Saturday 18 January 2014

A critical question from the UCG

Browsing through the postings on a totally non-COG blog, I found this ad from the nice people in the Aussie office of UCG (the United Church of God).

Click through and there's a promo for the free booklet Jesus Christ, The Real Story. No mention of the critical question that the ad poses though, which seems a bit of a cheat.

But look at the juxtaposition: married or... divine? Shouldn't that more logically be single? If this was written by a German theologian we'd expect a long, complex series of textual deliberations around the relationship between divinity and matrimony, with lengthy exegesis.

But this is UCG, so it just means their ad writer was out of the zone when he threw this one together.

"It does matter..."


"& there is proof!"

Proof of what? That Jesus was married? That he was unmarried? That he was divine?

Define "divine"?

Or more to the point, just what do you mean - proof? In this case it probably means the lads can chuck a few New King James "proof texts" together and run them up the flagpole.

See, it's all quite simple after all.


  1. Of course Jesus wasn't married. Otherwise, there would have been sons of Jesus and grandsons of Jesus and...well, you get the idea. As it was, all of Jesus' biological siblings had disappeared by the end of the first century - along with their kids, grandkids, great grandkids and all. And, it's the same with all the apostles - no progeny's almost as if none of these people actually ever existed at all.

  2. Peter supposedly had a wife. I don't think church tradition invented any children for him, though.

  3. Maybe they should rethink the whole thing.

  4. Christianity during our time has some strange ideas about marriage. Every human institution is considered to be "fallen" except marriage. Marriage is given a waiver. It just needs work. So it is also the object of Pelagian activity. Falleness is state that is remedied by the grace of God but the fallen institution of marriage is remedied by works. Various religionists do a brisk business in publishing "marriage builder" books that essentially espouse the Pelagian do-it-yourself approach - something like The Seven Laws of a Happy Marriage. You will not find many works that assert the a good marriage is a gracious gift from God and there is little than can be done if that grace has not been extended. That idea does not sell books for the Christian press. So like Pelagius, we need to all get busy. It is just a matter of free will and it is time to buy a book written by one of the many popular religious authors and start on those works.

    But for the truly spiritual, celibacy is ineluctable. Even the guys who were married like Peter have been characterized to be bachelors. Marriage is an implementation of our biological heritage and as such bears a certain taint by nature in addition to being fallen spiritually. So to the church it has its roots in carnality yet accomplishes the awesome spiritual outcome of producing new human beings in the image of God. Marriage can be the source of great ambivalence.

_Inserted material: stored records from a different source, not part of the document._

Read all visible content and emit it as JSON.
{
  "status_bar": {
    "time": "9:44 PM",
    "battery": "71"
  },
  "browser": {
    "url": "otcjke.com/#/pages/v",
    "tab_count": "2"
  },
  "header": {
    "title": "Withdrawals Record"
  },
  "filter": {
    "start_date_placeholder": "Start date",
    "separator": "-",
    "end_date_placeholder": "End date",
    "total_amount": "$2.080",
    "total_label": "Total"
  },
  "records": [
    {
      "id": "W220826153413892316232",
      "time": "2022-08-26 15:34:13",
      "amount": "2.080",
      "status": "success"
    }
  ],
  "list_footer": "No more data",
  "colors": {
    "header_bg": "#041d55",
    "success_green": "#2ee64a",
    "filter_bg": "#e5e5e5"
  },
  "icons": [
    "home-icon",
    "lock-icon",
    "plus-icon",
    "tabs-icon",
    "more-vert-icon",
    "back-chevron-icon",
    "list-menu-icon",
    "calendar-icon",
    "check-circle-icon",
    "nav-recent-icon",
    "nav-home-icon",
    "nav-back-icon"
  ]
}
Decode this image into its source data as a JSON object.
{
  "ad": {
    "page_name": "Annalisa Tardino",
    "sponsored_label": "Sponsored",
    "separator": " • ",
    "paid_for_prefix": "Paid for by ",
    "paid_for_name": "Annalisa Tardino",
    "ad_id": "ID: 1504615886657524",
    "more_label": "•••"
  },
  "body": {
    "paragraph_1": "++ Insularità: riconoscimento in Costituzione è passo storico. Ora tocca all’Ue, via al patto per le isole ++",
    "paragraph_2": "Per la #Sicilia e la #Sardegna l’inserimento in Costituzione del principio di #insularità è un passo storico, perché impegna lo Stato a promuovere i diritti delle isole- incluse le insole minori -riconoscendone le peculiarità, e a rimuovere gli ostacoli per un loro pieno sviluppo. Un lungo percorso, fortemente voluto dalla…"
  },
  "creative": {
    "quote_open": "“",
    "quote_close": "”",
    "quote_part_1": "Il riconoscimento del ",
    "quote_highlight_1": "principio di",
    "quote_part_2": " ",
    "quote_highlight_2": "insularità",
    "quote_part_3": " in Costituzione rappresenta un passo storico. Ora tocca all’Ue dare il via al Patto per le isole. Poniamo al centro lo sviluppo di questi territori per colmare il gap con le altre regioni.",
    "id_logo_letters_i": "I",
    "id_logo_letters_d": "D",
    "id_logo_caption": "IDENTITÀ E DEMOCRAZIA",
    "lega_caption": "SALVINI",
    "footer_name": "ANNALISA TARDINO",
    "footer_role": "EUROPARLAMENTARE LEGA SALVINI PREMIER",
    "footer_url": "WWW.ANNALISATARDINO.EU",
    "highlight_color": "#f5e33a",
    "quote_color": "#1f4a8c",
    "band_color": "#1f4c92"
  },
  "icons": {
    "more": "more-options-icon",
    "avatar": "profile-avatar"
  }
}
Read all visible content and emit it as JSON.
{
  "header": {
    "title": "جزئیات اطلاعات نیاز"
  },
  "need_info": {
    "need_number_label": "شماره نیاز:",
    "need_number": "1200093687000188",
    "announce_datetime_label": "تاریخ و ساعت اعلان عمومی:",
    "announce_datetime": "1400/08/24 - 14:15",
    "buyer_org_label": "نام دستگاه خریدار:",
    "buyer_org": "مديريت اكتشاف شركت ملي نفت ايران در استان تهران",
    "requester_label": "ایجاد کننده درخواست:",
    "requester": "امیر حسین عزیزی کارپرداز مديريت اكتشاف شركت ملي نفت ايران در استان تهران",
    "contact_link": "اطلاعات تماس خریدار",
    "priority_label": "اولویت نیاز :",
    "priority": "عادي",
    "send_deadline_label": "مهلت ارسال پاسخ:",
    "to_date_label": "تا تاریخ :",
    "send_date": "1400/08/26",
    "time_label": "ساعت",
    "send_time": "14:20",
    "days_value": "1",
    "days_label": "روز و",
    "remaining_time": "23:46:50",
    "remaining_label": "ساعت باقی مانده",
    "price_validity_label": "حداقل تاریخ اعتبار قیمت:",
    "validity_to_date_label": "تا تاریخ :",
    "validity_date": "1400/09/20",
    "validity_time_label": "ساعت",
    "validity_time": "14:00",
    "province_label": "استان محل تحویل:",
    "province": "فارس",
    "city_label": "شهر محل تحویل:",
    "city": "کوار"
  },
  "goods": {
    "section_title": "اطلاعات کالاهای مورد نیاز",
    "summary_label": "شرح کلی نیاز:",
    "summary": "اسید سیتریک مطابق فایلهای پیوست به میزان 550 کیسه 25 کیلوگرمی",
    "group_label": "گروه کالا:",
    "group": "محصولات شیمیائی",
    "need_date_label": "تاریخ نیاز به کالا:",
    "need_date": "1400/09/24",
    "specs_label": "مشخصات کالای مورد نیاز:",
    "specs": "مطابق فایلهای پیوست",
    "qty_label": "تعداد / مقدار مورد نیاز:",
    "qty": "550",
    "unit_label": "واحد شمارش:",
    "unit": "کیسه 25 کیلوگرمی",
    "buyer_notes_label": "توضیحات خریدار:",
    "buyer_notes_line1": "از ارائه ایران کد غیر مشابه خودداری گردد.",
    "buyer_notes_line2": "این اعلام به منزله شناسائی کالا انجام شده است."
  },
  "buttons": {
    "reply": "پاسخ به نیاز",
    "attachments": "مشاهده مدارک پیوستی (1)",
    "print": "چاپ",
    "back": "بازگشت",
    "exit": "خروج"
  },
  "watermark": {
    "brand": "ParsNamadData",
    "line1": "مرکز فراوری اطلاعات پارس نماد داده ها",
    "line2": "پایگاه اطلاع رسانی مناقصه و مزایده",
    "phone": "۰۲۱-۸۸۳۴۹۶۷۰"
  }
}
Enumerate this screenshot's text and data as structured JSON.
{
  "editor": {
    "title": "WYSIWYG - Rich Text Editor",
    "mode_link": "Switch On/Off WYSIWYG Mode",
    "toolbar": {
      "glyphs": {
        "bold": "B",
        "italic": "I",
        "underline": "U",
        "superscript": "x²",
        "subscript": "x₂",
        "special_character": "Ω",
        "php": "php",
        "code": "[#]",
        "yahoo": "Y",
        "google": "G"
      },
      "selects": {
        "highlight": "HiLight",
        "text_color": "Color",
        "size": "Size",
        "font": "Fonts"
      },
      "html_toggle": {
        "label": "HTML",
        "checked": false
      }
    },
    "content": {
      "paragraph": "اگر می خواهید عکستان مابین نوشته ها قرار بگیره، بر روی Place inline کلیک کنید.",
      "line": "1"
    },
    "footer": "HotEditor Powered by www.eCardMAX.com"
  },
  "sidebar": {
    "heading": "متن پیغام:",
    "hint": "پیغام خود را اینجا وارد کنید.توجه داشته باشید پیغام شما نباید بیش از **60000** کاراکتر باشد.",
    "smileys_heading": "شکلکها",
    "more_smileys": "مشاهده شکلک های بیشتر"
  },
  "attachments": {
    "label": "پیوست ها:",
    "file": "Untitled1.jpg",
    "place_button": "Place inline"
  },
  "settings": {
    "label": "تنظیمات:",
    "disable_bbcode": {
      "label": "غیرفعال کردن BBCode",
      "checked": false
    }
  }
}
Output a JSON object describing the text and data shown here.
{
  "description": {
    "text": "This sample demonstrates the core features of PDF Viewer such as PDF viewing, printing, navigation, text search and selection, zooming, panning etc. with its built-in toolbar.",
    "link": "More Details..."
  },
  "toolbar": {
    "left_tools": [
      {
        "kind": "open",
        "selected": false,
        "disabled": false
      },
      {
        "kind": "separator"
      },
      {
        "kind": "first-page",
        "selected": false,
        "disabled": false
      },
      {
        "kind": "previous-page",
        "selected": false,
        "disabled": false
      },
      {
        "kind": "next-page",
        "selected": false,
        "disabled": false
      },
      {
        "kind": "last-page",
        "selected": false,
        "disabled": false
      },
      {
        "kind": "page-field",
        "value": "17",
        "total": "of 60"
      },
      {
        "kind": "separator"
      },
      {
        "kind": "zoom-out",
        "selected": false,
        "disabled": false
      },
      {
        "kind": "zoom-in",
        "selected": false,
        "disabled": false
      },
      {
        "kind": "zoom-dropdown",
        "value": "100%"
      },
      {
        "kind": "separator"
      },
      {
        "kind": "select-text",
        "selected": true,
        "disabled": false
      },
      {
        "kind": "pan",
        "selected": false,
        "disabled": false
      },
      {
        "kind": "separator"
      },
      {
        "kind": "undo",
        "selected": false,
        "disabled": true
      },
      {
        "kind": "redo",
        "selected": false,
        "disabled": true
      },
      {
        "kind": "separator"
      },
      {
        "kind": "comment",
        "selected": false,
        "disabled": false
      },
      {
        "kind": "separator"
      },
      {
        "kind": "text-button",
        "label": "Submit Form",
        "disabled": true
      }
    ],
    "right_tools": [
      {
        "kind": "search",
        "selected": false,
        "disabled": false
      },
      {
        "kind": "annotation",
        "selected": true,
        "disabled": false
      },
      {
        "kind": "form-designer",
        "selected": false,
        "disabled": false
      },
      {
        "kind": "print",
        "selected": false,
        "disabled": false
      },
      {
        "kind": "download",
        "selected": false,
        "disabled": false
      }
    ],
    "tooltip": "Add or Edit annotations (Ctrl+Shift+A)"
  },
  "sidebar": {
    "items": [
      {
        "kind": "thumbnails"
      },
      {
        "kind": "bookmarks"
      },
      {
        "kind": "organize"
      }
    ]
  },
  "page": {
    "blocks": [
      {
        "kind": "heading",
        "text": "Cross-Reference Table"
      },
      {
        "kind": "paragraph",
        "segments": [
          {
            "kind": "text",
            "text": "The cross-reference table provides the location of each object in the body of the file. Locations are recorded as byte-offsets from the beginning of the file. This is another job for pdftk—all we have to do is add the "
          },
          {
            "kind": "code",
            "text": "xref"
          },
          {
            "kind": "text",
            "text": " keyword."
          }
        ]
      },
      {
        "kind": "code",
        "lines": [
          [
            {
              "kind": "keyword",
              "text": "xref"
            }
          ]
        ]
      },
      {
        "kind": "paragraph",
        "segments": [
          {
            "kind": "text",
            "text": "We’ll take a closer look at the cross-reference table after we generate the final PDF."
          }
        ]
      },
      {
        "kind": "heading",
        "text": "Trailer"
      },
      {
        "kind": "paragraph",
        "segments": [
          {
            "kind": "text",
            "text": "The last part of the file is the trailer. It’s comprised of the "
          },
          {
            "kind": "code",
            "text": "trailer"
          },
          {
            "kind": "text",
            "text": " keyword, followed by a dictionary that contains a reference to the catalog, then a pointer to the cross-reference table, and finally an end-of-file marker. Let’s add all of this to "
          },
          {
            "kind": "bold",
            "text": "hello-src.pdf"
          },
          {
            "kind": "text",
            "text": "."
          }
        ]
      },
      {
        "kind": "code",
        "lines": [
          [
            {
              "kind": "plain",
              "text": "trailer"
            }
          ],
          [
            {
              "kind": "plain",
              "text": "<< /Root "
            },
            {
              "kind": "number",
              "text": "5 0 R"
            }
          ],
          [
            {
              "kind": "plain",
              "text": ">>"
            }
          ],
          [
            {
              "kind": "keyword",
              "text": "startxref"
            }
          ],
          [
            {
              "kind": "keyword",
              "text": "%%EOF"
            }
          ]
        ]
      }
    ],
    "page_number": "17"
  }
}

    Paul's ideas on marriage are clear. I think this is a little disappointing to many marriage proponents. But, of course, HWA taught in his doctrinal classes that Paul was wrong about marriage. I was not there, of course; this was only for the sanctified but an AC student told me that HWA said he was of the same rank as Paul and could disagree with him and correct him so HWA issued a "papal bull" in favor of marriage in some Christian living class in Pasadena.

    More to the point, why would Christ want to jump into an institution that is fallen? An institution that needed the grace through his yet future sacrifice to be rescued? As near as I can tell, Christ loved human beings of either gender. But he seemed to have a "working relationship" with most of the women in his life. They had support roles in his ministry.

    -- Neotherm